## [Task instructions]
Please print exactly the lines from the one containing "Enumerate this screenshot's" through the last line of the records, and only those. Leave out any pictures.

☆ ☆ ☆ ☆

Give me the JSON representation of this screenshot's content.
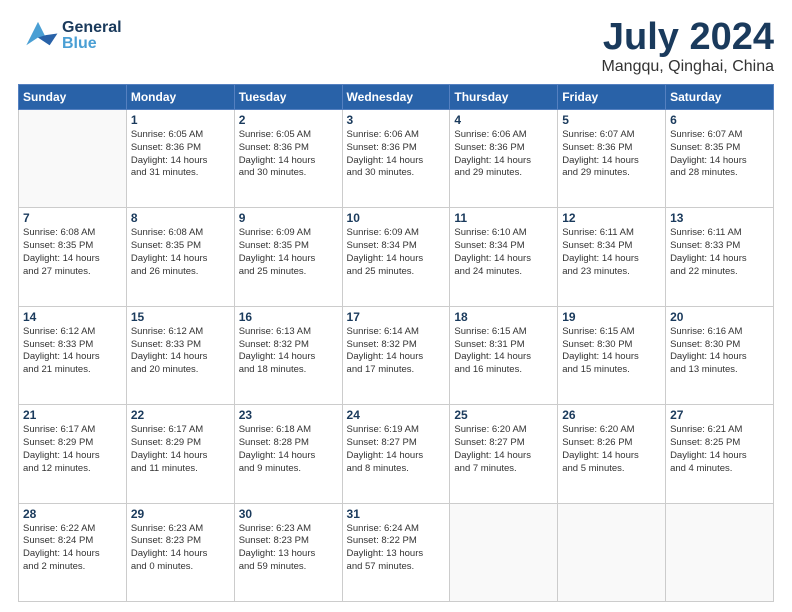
{
  "header": {
    "logo_general": "General",
    "logo_blue": "Blue",
    "month": "July 2024",
    "location": "Mangqu, Qinghai, China"
  },
  "days_of_week": [
    "Sunday",
    "Monday",
    "Tuesday",
    "Wednesday",
    "Thursday",
    "Friday",
    "Saturday"
  ],
  "weeks": [
    [
      {
        "day": "",
        "info": ""
      },
      {
        "day": "1",
        "info": "Sunrise: 6:05 AM\nSunset: 8:36 PM\nDaylight: 14 hours\nand 31 minutes."
      },
      {
        "day": "2",
        "info": "Sunrise: 6:05 AM\nSunset: 8:36 PM\nDaylight: 14 hours\nand 30 minutes."
      },
      {
        "day": "3",
        "info": "Sunrise: 6:06 AM\nSunset: 8:36 PM\nDaylight: 14 hours\nand 30 minutes."
      },
      {
        "day": "4",
        "info": "Sunrise: 6:06 AM\nSunset: 8:36 PM\nDaylight: 14 hours\nand 29 minutes."
      },
      {
        "day": "5",
        "info": "Sunrise: 6:07 AM\nSunset: 8:36 PM\nDaylight: 14 hours\nand 29 minutes."
      },
      {
        "day": "6",
        "info": "Sunrise: 6:07 AM\nSunset: 8:35 PM\nDaylight: 14 hours\nand 28 minutes."
      }
    ],
    [
      {
        "day": "7",
        "info": "Sunrise: 6:08 AM\nSunset: 8:35 PM\nDaylight: 14 hours\nand 27 minutes."
      },
      {
        "day": "8",
        "info": "Sunrise: 6:08 AM\nSunset: 8:35 PM\nDaylight: 14 hours\nand 26 minutes."
      },
      {
        "day": "9",
        "info": "Sunrise: 6:09 AM\nSunset: 8:35 PM\nDaylight: 14 hours\nand 25 minutes."
      },
      {
        "day": "10",
        "info": "Sunrise: 6:09 AM\nSunset: 8:34 PM\nDaylight: 14 hours\nand 25 minutes."
      },
      {
        "day": "11",
        "info": "Sunrise: 6:10 AM\nSunset: 8:34 PM\nDaylight: 14 hours\nand 24 minutes."
      },
      {
        "day": "12",
        "info": "Sunrise: 6:11 AM\nSunset: 8:34 PM\nDaylight: 14 hours\nand 23 minutes."
      },
      {
        "day": "13",
        "info": "Sunrise: 6:11 AM\nSunset: 8:33 PM\nDaylight: 14 hours\nand 22 minutes."
      }
    ],
    [
      {
        "day": "14",
        "info": "Sunrise: 6:12 AM\nSunset: 8:33 PM\nDaylight: 14 hours\nand 21 minutes."
      },
      {
        "day": "15",
        "info": "Sunrise: 6:12 AM\nSunset: 8:33 PM\nDaylight: 14 hours\nand 20 minutes."
      },
      {
        "day": "16",
        "info": "Sunrise: 6:13 AM\nSunset: 8:32 PM\nDaylight: 14 hours\nand 18 minutes."
      },
      {
        "day": "17",
        "info": "Sunrise: 6:14 AM\nSunset: 8:32 PM\nDaylight: 14 hours\nand 17 minutes."
      },
      {
        "day": "18",
        "info": "Sunrise: 6:15 AM\nSunset: 8:31 PM\nDaylight: 14 hours\nand 16 minutes."
      },
      {
        "day": "19",
        "info": "Sunrise: 6:15 AM\nSunset: 8:30 PM\nDaylight: 14 hours\nand 15 minutes."
      },
      {
        "day": "20",
        "info": "Sunrise: 6:16 AM\nSunset: 8:30 PM\nDaylight: 14 hours\nand 13 minutes."
      }
    ],
    [
      {
        "day": "21",
        "info": "Sunrise: 6:17 AM\nSunset: 8:29 PM\nDaylight: 14 hours\nand 12 minutes."
      },
      {
        "day": "22",
        "info": "Sunrise: 6:17 AM\nSunset: 8:29 PM\nDaylight: 14 hours\nand 11 minutes."
      },
      {
        "day": "23",
        "info": "Sunrise: 6:18 AM\nSunset: 8:28 PM\nDaylight: 14 hours\nand 9 minutes."
      },
      {
        "day": "24",
        "info": "Sunrise: 6:19 AM\nSunset: 8:27 PM\nDaylight: 14 hours\nand 8 minutes."
      },
      {
        "day": "25",
        "info": "Sunrise: 6:20 AM\nSunset: 8:27 PM\nDaylight: 14 hours\nand 7 minutes."
      },
      {
        "day": "26",
        "info": "Sunrise: 6:20 AM\nSunset: 8:26 PM\nDaylight: 14 hours\nand 5 minutes."
      },
      {
        "day": "27",
        "info": "Sunrise: 6:21 AM\nSunset: 8:25 PM\nDaylight: 14 hours\nand 4 minutes."
      }
    ],
    [
      {
        "day": "28",
        "info": "Sunrise: 6:22 AM\nSunset: 8:24 PM\nDaylight: 14 hours\nand 2 minutes."
      },
      {
        "day": "29",
        "info": "Sunrise: 6:23 AM\nSunset: 8:23 PM\nDaylight: 14 hours\nand 0 minutes."
      },
      {
        "day": "30",
        "info": "Sunrise: 6:23 AM\nSunset: 8:23 PM\nDaylight: 13 hours\nand 59 minutes."
      },
      {
        "day": "31",
        "info": "Sunrise: 6:24 AM\nSunset: 8:22 PM\nDaylight: 13 hours\nand 57 minutes."
      },
      {
        "day": "",
        "info": ""
      },
      {
        "day": "",
        "info": ""
      },
      {
        "day": "",
        "info": ""
      }
    ]
  ]
}
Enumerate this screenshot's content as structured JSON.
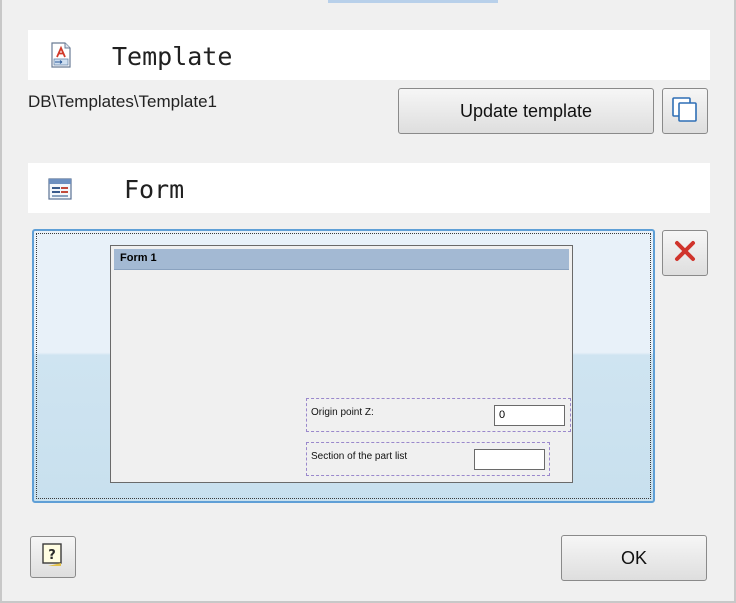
{
  "template_section": {
    "title": "Template",
    "icon": "template-icon",
    "path": "DB\\Templates\\Template1",
    "update_button_label": "Update template",
    "copy_icon": "copy-icon"
  },
  "form_section": {
    "title": "Form",
    "icon": "form-icon",
    "delete_icon": "delete-icon",
    "preview": {
      "title": "Form 1",
      "fields": [
        {
          "label": "Origin point Z:",
          "value": "0"
        },
        {
          "label": "Section of the part list",
          "value": ""
        }
      ]
    }
  },
  "footer": {
    "help_icon": "help-icon",
    "ok_label": "OK"
  }
}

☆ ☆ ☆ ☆

## [Your solution]
Enumerate this screenshot's content as structured JSON.
{
  "template_section": {
    "title": "Template",
    "icon": "template-icon",
    "path": "DB\\Templates\\Template1",
    "update_button_label": "Update template",
    "copy_icon": "copy-icon"
  },
  "form_section": {
    "title": "Form",
    "icon": "form-icon",
    "delete_icon": "delete-icon",
    "preview": {
      "title": "Form 1",
      "fields": [
        {
          "label": "Origin point Z:",
          "value": "0"
        },
        {
          "label": "Section of the part list",
          "value": ""
        }
      ]
    }
  },
  "footer": {
    "help_icon": "help-icon",
    "ok_label": "OK"
  }
}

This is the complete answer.